I already wrote an article on the NexentaConnect for VSAN product after seeing it in action at VMworld last year. More recently, I had the opportunity to play with it in earnest. Rather than giving you the whole low-down on NexentaConnect, instead I will use this post to show the steps involved in presenting a file share built by NexentaConnect to a VM. In this case, the VM and the file share both reside on Virtual SAN. I will also show you how to simply revert to a point-in-time snapshot of the file share using NexentaConnect. To answer the common question, “can VSAN do file shares as well as storing virtual machines?”, the answer is yes. This post will show you how.
A couple of months back, I wrote a short article on Rubrik. They were just coming out of stealth mode and had started an early access program. Since they had not officially launched, there wasn’t a lot that I was allowed to say about the company, other than give a high level overview. As they have now officially launched their r300 series of products, along with news of a massive $41 million Series B of funding, I can now share some additional details about their products and technology. Just to recap on what Rubrik do, they are offering a converged and scale-out backup software and backup storage appliance. The Rubrik appliance (Brik) is a “rack and go” architecture, with the ability to scale from three to thousands of nodes (unlimited) using industry standard 2U commodity appliance hardware.

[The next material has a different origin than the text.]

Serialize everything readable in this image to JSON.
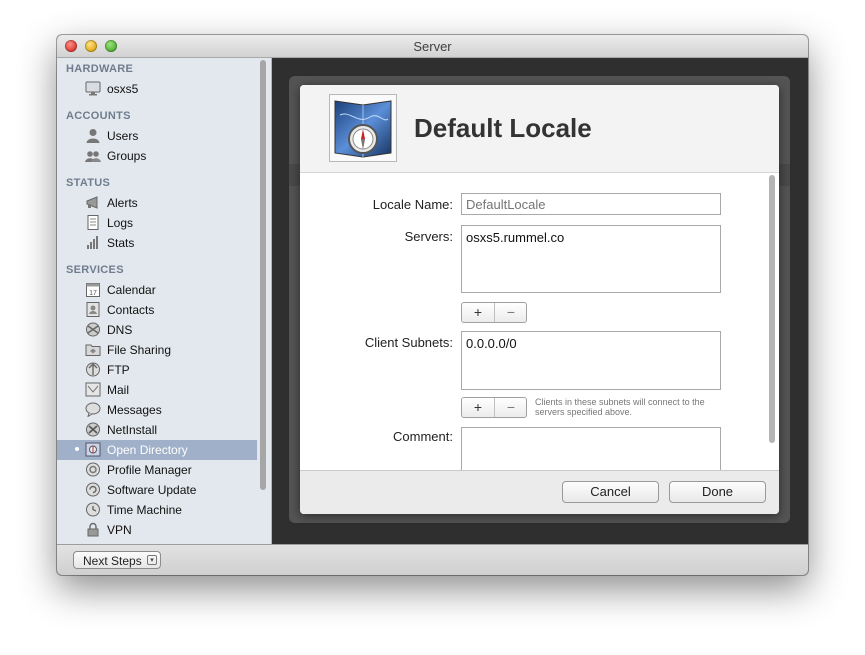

The whole pitch is the idea that “backups suck”, and they want to give administrators a much better back and restore experience, similar to Apple’s ‘Time Machine’ feature.
I first encountered Rubrik at this year’s Partner Exchange (PEX) 2015 in San Francisco. They had some promotional flyers made up labeled “Backup Still Sucks”. I guess a lot of people can relate to that. I had a chat with Julia Lee, who used to be a storage product marketing manager here at VMware, but recently moved to Rubrik. Rubrik’s pitch is that customers are currently stitching together backup software with backup storage in order to backup their virtual infrastructures – there is no seamless integration. Rubrik’s primary aim is backup simplicity – they want to provide a “time machine” like approach for virtual machine workloads.
Another hyper-converged storage company has just emerged out of stealth. Last week I had the opportunity to catch up with the team from SpringPath (formerly StorVisor), based in Silicon Valley. The company has a bunch of ex-VMware folks on-board, such as Mallik Mahalingam and Krishna Yadappanavar. Mallik and Krishna were both involved in a number of I/O related initiatives during their time at VMware. Let’s take a closer look at their new hyper-converged storage product.
Maxta are another storage vendor that I managed to get talking to at this years’ VMworld conference in San Francisco. Although they were present at last year’s VMworld, they only announced themselves in earnest last November (11/12/13) with the release of the Maxta Storage Platform (MxSP). I spent some time with Kiran Sreenivasamurthy, Director of PM & PMM at Maxta, and he was very open in sharing details on the Maxta product.
If you read the blurb on Maxta on the VMworld sponsor/exhibitor list, it states that they eliminate the need for storage arrays, provide enterprise class data services and has full virtualization integration from UI to data management.
So on the face of it, Maxta is another converged solution, similar in many respects to VMware’s own Virtual SAN, Nutanix, Simplivity, etc. So what makes Maxta so different? Kiran shared his views with me here.
Last year I published a list of storage vendors and partners that I was planning to check out at VMworld 2013. This year is no different, with a number of new arrivals on the storage scene, as well as some super new cool products from many of VMware’s partners. Whilst this is no means a definitive list of what’s on show, these are the ones that I am particularly interested in checking out this year.
I’ve been having some interesting discussions with my friends over at NetApp recently. I wanted to learn more about their new clustered Data ONTAP 8.2 features and its new scale-out functionality. In the storage array world, traditional scale-up mechanisms usually involved either replacing disk drives with faster/newer models or replacing old array controllers with newer controllers. In worst case scenarios, fork lift upgrades are required to do a technology refresh of your array. Another approach, scale-out, is fast becoming the accepted way of handling storage requirements going forward. Scale out storage is now big news. With scale-out, you simply add additional resources to your already existing shared storage pool.
Over the past year I have been to a number of VMUGs (VMware User Group) meetings and have sat in on some of the NetApp sessions on their clustered Data ONTAP release. NetApp have also realized that the demand is there for scale-out, and they have introduced their very own unified scale-out storage solution called clustered Data ONTAP. Basically, this allows you to take a bunch of different NetApp storage array models and cluster them together to provide a single, unified and virtualized share storage pool. Using clustered Data ONTAP 8.2, NetApp customers can now increase scalability using a scale-out rather than a scale-up approach. Let’s look at clustered Data ONTAP and some of the new features it brings in more detail. Continue reading